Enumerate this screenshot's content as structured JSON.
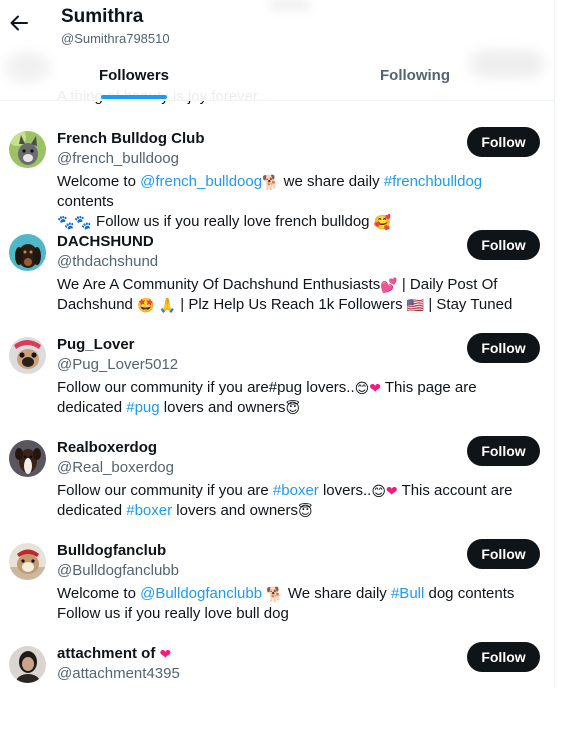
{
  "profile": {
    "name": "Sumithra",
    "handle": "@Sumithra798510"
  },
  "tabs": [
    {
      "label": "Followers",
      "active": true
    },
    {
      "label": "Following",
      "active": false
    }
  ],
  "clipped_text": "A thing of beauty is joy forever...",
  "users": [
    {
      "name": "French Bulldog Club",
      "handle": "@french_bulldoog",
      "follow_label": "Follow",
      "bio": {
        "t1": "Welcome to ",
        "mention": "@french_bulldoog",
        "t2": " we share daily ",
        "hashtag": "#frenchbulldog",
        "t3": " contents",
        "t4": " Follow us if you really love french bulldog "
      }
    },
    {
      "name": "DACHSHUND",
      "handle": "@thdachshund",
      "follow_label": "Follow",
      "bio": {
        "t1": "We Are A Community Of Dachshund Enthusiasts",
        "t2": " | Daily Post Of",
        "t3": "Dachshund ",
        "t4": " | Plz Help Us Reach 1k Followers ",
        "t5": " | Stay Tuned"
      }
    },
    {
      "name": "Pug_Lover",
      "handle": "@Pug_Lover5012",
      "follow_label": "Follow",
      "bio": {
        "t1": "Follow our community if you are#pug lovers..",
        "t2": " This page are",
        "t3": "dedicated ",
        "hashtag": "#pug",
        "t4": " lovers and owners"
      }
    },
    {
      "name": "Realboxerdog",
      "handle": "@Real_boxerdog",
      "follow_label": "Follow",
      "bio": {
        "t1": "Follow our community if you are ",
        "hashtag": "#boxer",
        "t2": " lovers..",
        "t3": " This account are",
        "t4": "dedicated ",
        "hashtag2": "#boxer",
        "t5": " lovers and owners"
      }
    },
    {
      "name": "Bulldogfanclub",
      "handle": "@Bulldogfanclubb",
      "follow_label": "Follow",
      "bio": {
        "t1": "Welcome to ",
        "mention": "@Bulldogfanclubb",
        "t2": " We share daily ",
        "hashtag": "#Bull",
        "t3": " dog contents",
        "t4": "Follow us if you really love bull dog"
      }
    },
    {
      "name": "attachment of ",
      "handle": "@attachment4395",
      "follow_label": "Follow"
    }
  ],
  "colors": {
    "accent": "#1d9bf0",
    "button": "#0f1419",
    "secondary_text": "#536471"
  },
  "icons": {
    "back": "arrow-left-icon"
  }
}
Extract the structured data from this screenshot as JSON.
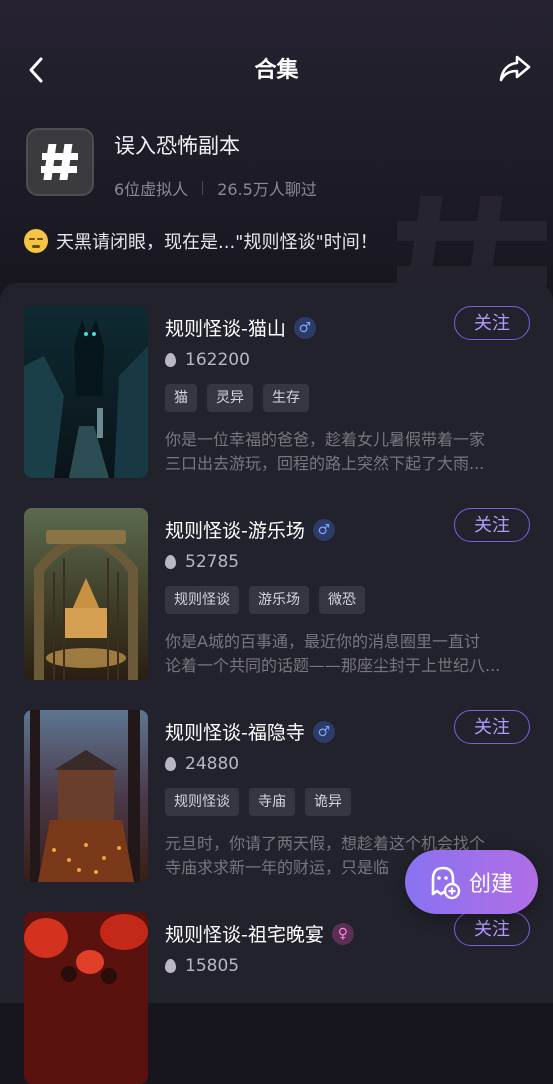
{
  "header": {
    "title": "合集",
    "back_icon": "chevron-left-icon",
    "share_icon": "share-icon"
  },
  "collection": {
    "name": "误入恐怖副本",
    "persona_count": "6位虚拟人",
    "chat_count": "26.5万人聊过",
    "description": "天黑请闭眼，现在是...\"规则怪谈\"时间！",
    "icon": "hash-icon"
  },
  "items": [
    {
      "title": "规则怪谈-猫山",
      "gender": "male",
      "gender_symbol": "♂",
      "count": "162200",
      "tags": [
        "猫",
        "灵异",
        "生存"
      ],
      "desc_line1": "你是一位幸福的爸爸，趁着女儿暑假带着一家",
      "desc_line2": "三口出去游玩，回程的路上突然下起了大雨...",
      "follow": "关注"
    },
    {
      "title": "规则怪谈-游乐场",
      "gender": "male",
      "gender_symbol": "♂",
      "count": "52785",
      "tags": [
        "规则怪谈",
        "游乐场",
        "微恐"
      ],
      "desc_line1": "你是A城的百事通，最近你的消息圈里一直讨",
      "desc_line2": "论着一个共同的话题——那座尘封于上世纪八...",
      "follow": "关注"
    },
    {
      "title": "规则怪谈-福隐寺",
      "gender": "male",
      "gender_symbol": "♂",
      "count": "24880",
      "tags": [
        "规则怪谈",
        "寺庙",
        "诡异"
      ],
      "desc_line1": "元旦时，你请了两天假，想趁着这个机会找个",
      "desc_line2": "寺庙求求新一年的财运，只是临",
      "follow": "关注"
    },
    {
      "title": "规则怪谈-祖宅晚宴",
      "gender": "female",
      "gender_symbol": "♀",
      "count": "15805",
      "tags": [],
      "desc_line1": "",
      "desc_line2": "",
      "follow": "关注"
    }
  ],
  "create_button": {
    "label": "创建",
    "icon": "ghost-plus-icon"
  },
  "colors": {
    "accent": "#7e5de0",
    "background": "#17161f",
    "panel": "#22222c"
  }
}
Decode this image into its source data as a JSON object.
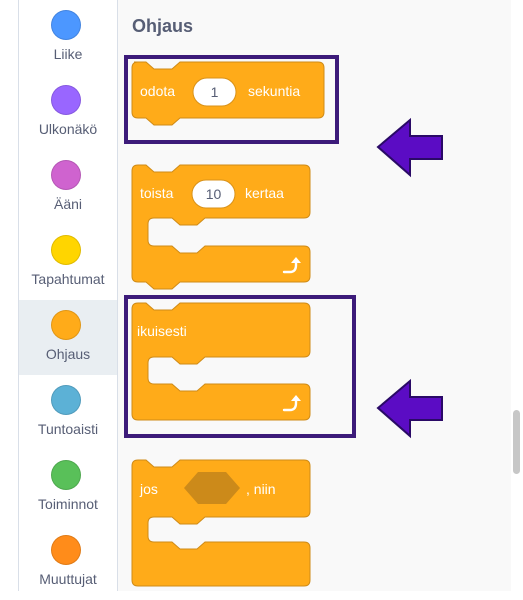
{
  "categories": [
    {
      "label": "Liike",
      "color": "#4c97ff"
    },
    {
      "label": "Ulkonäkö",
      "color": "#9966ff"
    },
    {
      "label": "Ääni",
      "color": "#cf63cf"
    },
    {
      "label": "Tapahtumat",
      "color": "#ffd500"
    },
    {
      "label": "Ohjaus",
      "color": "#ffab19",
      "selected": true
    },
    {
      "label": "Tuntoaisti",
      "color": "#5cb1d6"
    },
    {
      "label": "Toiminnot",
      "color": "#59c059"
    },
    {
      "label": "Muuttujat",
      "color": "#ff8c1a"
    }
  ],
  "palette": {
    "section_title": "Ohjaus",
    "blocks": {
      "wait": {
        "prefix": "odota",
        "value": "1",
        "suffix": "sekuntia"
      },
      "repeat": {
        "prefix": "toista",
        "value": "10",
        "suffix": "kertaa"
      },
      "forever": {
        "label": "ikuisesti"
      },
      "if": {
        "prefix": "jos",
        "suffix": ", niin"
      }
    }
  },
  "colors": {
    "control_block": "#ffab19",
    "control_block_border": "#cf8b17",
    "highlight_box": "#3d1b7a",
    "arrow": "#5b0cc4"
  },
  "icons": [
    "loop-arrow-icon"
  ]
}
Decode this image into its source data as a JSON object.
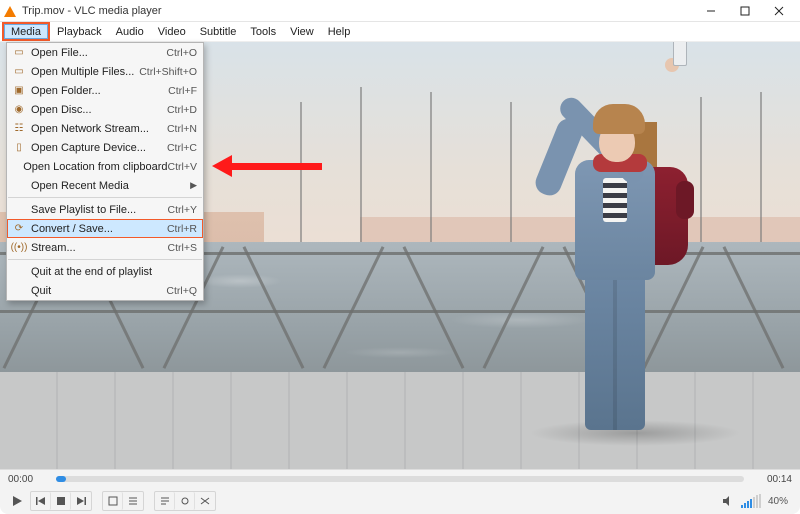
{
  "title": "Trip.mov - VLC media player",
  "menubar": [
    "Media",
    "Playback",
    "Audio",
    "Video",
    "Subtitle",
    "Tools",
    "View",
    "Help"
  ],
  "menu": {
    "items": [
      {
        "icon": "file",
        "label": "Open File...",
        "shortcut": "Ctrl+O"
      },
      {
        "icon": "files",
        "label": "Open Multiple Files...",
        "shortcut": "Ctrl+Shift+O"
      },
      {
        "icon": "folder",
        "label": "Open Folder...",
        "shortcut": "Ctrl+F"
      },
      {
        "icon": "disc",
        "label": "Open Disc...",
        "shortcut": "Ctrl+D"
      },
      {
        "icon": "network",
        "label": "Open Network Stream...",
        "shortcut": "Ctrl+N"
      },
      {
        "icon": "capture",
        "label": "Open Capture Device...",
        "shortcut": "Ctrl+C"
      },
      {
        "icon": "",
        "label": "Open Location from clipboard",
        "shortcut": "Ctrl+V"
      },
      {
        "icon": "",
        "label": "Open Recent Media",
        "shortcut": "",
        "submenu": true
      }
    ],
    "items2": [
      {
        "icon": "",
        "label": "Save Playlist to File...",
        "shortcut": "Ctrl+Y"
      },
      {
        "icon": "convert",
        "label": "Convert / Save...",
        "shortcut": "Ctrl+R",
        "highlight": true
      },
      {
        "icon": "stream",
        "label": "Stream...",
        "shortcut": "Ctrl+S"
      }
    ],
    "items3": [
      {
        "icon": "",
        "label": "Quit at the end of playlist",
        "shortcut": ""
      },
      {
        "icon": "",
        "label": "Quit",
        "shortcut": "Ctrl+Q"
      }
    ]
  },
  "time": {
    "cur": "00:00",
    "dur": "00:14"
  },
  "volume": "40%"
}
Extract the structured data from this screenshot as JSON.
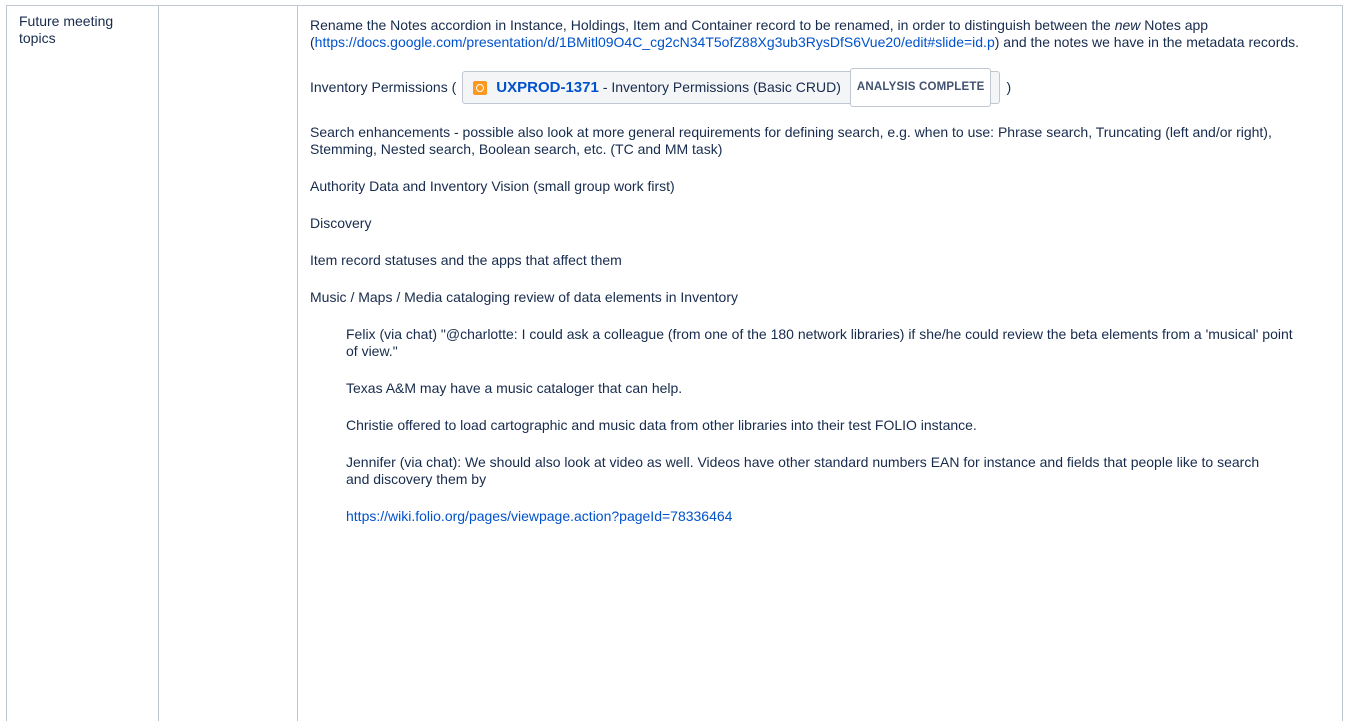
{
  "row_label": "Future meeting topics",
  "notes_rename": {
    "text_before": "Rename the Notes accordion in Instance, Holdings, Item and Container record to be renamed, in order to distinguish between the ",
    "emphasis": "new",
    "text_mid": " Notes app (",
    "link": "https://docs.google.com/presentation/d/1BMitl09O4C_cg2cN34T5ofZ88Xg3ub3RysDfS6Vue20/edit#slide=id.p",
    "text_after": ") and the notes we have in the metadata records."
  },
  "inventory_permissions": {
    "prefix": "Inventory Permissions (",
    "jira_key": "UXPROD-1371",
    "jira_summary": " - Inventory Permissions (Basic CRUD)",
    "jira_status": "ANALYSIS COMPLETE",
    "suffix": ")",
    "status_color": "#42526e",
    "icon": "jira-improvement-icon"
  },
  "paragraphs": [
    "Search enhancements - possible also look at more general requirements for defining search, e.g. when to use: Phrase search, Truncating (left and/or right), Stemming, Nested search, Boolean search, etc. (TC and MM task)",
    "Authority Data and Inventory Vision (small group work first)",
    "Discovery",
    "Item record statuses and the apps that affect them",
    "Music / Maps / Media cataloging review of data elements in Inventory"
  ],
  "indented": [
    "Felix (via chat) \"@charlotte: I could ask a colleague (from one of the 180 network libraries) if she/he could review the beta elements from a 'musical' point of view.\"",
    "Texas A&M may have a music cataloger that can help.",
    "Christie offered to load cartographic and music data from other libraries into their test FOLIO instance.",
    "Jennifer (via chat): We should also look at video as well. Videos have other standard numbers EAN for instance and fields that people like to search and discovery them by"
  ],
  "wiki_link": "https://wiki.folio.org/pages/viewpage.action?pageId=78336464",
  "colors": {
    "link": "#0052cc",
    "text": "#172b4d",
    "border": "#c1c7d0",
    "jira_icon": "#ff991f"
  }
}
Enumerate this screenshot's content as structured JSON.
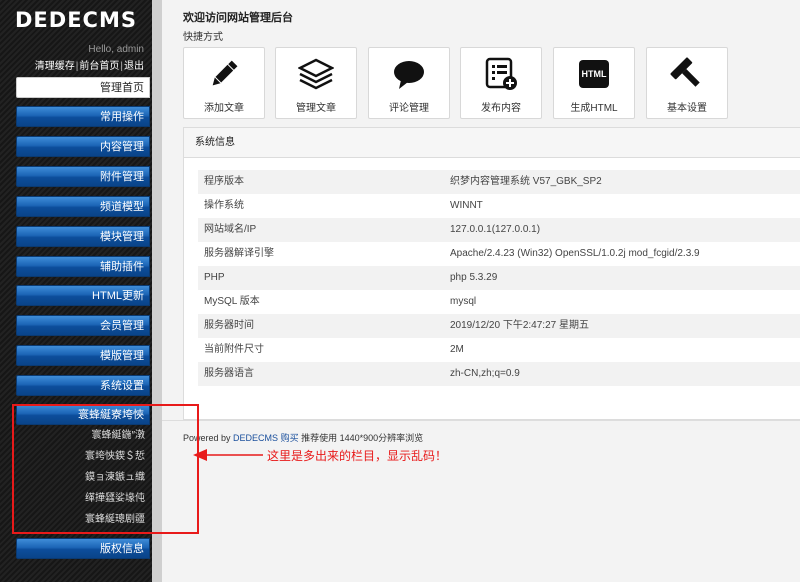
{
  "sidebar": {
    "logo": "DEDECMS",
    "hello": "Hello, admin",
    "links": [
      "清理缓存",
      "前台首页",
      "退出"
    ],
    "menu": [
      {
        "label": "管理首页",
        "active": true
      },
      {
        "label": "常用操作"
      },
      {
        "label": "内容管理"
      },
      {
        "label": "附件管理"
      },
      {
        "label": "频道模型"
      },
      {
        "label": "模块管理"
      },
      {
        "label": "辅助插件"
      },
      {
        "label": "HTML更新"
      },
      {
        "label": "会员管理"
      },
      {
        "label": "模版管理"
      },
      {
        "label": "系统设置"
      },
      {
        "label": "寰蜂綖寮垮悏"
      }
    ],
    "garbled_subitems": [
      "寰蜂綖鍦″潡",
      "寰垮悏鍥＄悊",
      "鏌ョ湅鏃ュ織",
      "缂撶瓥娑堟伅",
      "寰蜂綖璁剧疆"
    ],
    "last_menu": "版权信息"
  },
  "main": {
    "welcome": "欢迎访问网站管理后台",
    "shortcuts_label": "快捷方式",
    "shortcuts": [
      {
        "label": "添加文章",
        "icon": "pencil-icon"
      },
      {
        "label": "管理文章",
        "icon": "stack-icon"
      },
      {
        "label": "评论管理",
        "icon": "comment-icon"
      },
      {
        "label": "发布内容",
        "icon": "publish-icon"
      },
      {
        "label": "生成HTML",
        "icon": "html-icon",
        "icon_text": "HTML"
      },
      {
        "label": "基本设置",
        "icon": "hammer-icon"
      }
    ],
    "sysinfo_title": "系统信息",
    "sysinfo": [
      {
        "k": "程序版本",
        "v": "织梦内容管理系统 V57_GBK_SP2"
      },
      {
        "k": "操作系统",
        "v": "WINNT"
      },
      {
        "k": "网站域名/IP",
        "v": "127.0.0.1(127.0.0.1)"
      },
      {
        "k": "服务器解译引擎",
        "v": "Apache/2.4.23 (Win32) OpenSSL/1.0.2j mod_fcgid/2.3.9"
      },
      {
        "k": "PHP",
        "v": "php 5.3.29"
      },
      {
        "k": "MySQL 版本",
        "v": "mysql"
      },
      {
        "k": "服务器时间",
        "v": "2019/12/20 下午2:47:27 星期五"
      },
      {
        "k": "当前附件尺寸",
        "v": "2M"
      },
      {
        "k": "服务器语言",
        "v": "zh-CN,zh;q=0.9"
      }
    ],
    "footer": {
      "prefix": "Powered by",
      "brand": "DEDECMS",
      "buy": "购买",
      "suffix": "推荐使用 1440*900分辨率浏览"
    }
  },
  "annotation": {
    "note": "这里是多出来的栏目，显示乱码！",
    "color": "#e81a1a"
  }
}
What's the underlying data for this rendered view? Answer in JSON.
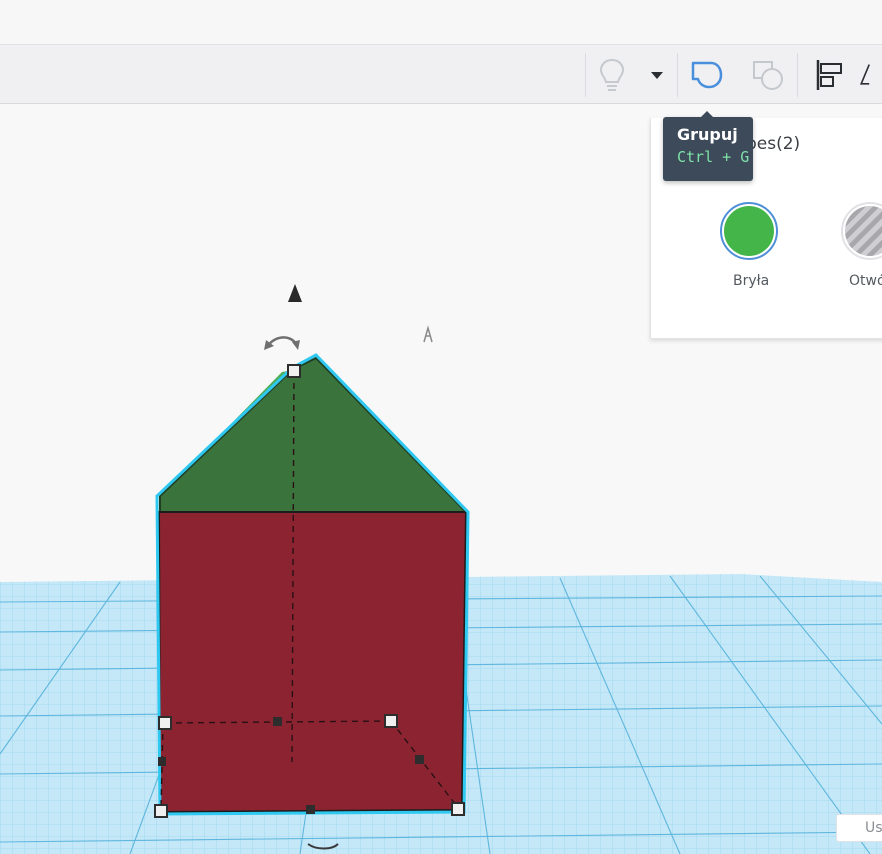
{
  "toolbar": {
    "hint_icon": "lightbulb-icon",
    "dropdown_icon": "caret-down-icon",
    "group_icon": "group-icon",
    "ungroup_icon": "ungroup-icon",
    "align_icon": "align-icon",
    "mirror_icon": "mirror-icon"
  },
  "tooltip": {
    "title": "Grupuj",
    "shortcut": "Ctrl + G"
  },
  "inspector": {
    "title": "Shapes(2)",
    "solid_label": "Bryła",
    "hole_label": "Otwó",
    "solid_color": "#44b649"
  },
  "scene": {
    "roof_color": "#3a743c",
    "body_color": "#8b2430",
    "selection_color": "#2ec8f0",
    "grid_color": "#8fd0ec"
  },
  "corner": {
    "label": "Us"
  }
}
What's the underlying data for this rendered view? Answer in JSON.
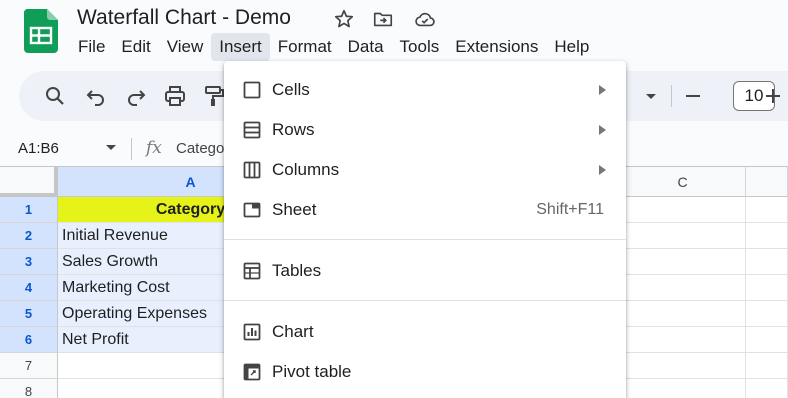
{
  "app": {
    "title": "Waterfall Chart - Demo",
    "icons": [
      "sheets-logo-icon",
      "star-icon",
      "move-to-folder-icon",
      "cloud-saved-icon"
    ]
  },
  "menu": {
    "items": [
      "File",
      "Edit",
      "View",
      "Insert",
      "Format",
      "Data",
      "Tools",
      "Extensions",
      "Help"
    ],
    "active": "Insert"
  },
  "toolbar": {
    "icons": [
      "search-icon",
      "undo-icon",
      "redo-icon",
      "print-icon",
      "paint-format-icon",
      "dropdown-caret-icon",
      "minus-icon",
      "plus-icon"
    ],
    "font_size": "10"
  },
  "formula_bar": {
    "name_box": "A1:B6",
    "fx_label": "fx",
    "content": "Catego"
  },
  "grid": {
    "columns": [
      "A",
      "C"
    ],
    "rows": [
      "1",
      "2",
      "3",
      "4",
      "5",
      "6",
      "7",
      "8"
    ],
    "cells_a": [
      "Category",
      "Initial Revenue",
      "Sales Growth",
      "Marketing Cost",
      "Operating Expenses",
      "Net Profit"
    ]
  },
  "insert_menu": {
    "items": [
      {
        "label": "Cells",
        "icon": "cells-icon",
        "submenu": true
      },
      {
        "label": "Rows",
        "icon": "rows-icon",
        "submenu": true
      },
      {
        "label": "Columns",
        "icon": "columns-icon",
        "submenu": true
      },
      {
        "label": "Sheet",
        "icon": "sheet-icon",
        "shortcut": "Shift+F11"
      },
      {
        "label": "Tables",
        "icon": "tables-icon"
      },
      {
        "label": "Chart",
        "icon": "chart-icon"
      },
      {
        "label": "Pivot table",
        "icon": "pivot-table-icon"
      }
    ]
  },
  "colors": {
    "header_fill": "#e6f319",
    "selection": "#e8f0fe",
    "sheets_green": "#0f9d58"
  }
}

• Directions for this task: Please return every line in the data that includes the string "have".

• Solution to the exercise:
    "text_after": ") and the notes we have in the metadata records."
    "Texas A&M may have a music cataloger that can help.",
    "Jennifer (via chat): We should also look at video as well. Videos have other standard numbers EAN for instance and fields that people like to search and discovery them by"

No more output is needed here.